• _What the task requires_: Leaving out the images, repeat all the lines below exactly.

Working data: Begin

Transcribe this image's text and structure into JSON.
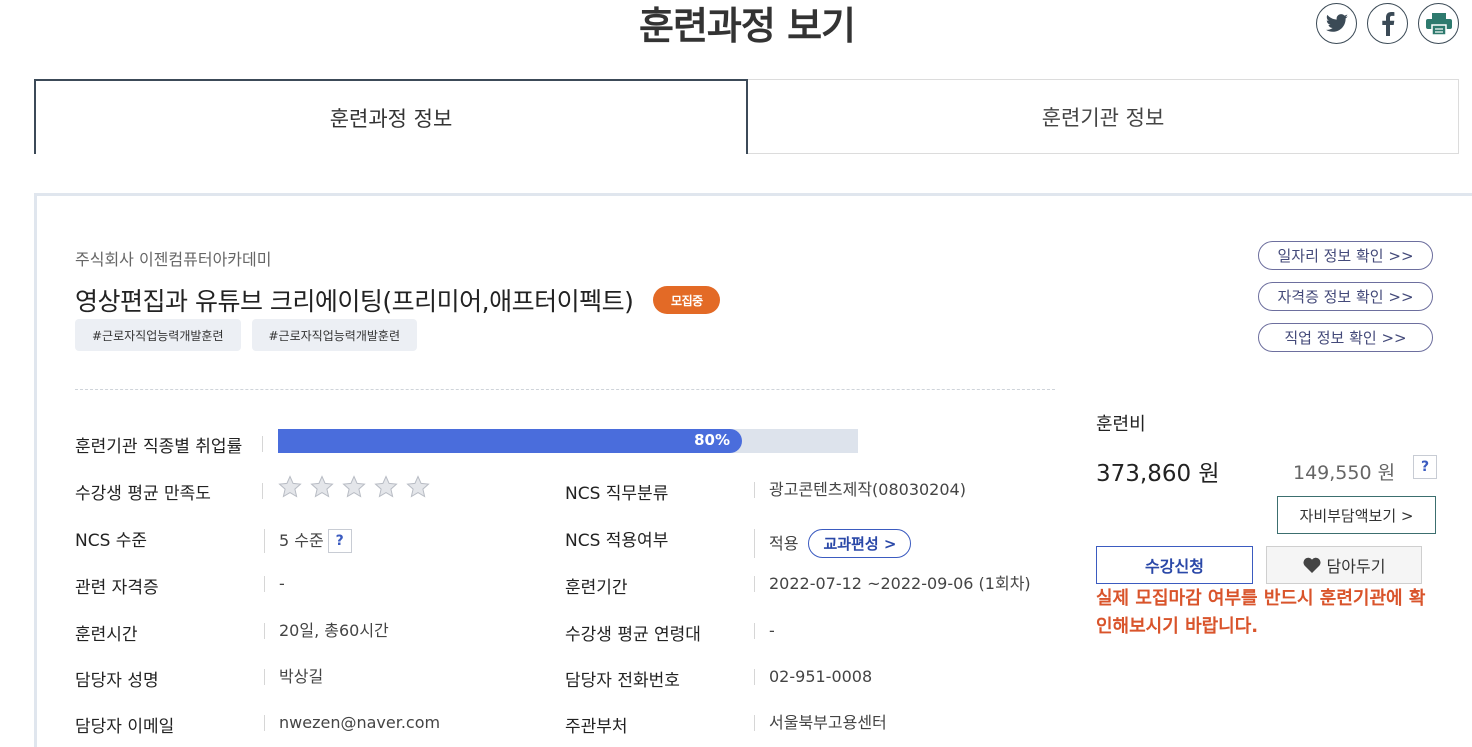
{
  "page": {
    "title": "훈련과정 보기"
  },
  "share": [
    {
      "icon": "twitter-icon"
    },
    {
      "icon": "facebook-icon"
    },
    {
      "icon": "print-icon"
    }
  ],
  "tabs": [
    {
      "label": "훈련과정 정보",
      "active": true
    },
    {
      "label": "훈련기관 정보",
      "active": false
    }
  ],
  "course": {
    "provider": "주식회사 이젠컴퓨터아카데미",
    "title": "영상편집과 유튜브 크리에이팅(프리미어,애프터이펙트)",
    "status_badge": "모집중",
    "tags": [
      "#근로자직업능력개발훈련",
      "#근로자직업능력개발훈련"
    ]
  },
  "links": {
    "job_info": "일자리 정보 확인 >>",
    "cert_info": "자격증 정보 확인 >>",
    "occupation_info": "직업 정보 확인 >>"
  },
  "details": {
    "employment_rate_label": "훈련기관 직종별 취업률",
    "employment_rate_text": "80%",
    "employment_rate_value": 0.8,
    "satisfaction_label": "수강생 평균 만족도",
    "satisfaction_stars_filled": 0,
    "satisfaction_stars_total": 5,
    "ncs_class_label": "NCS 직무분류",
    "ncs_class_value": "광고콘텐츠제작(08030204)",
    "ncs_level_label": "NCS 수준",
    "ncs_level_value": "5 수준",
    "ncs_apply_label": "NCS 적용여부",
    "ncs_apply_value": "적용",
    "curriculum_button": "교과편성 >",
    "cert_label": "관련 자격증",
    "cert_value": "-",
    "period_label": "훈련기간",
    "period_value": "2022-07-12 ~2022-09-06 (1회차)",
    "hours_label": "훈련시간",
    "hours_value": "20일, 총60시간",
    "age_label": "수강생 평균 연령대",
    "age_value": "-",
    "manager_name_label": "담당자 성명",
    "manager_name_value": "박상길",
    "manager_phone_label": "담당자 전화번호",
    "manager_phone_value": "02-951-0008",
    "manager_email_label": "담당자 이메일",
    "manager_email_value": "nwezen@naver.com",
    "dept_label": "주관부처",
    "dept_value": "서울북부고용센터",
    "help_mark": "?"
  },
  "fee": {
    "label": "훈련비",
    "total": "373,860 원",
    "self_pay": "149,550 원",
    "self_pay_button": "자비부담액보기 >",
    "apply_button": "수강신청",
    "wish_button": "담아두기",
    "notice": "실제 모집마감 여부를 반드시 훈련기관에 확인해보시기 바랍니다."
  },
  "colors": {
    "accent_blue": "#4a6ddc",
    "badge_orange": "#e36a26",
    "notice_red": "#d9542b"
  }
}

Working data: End

• _Solution for this exercise_:
Transcribe this image's text and structure into JSON.
{
  "page": {
    "title": "훈련과정 보기"
  },
  "share": [
    {
      "icon": "twitter-icon"
    },
    {
      "icon": "facebook-icon"
    },
    {
      "icon": "print-icon"
    }
  ],
  "tabs": [
    {
      "label": "훈련과정 정보",
      "active": true
    },
    {
      "label": "훈련기관 정보",
      "active": false
    }
  ],
  "course": {
    "provider": "주식회사 이젠컴퓨터아카데미",
    "title": "영상편집과 유튜브 크리에이팅(프리미어,애프터이펙트)",
    "status_badge": "모집중",
    "tags": [
      "#근로자직업능력개발훈련",
      "#근로자직업능력개발훈련"
    ]
  },
  "links": {
    "job_info": "일자리 정보 확인 >>",
    "cert_info": "자격증 정보 확인 >>",
    "occupation_info": "직업 정보 확인 >>"
  },
  "details": {
    "employment_rate_label": "훈련기관 직종별 취업률",
    "employment_rate_text": "80%",
    "employment_rate_value": 0.8,
    "satisfaction_label": "수강생 평균 만족도",
    "satisfaction_stars_filled": 0,
    "satisfaction_stars_total": 5,
    "ncs_class_label": "NCS 직무분류",
    "ncs_class_value": "광고콘텐츠제작(08030204)",
    "ncs_level_label": "NCS 수준",
    "ncs_level_value": "5 수준",
    "ncs_apply_label": "NCS 적용여부",
    "ncs_apply_value": "적용",
    "curriculum_button": "교과편성 >",
    "cert_label": "관련 자격증",
    "cert_value": "-",
    "period_label": "훈련기간",
    "period_value": "2022-07-12 ~2022-09-06 (1회차)",
    "hours_label": "훈련시간",
    "hours_value": "20일, 총60시간",
    "age_label": "수강생 평균 연령대",
    "age_value": "-",
    "manager_name_label": "담당자 성명",
    "manager_name_value": "박상길",
    "manager_phone_label": "담당자 전화번호",
    "manager_phone_value": "02-951-0008",
    "manager_email_label": "담당자 이메일",
    "manager_email_value": "nwezen@naver.com",
    "dept_label": "주관부처",
    "dept_value": "서울북부고용센터",
    "help_mark": "?"
  },
  "fee": {
    "label": "훈련비",
    "total": "373,860 원",
    "self_pay": "149,550 원",
    "self_pay_button": "자비부담액보기 >",
    "apply_button": "수강신청",
    "wish_button": "담아두기",
    "notice": "실제 모집마감 여부를 반드시 훈련기관에 확인해보시기 바랍니다."
  },
  "colors": {
    "accent_blue": "#4a6ddc",
    "badge_orange": "#e36a26",
    "notice_red": "#d9542b"
  }
}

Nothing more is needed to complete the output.